▶ [ACTIVITY] Identify the lines in the data below that contain "icon" and give only how many there are.

▶ [SUPPLIED MATERIAL]
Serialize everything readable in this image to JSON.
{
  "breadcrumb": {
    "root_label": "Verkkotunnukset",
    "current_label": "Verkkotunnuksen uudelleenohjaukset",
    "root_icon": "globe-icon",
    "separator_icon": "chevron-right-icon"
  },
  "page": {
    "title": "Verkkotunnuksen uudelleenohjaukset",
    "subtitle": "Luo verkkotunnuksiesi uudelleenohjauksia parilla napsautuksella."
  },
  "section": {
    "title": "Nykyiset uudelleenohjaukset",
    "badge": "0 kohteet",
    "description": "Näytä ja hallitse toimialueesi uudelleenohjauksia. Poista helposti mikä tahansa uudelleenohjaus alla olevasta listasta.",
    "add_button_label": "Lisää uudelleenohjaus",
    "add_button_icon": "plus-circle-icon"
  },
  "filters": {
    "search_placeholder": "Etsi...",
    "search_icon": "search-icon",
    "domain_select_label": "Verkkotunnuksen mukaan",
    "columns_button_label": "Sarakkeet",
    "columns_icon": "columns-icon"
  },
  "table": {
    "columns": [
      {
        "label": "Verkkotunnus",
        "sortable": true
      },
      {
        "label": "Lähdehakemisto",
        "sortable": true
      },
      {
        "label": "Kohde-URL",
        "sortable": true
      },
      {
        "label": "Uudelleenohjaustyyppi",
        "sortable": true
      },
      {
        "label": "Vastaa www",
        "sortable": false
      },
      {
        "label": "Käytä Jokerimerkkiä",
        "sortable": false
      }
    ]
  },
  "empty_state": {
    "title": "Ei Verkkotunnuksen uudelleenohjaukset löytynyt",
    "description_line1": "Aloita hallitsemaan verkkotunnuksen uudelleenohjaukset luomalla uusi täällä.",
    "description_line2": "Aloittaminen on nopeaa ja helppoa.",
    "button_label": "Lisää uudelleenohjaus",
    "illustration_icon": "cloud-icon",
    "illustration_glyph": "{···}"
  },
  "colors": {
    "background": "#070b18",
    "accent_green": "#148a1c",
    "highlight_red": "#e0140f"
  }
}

▶ [REPLY] 6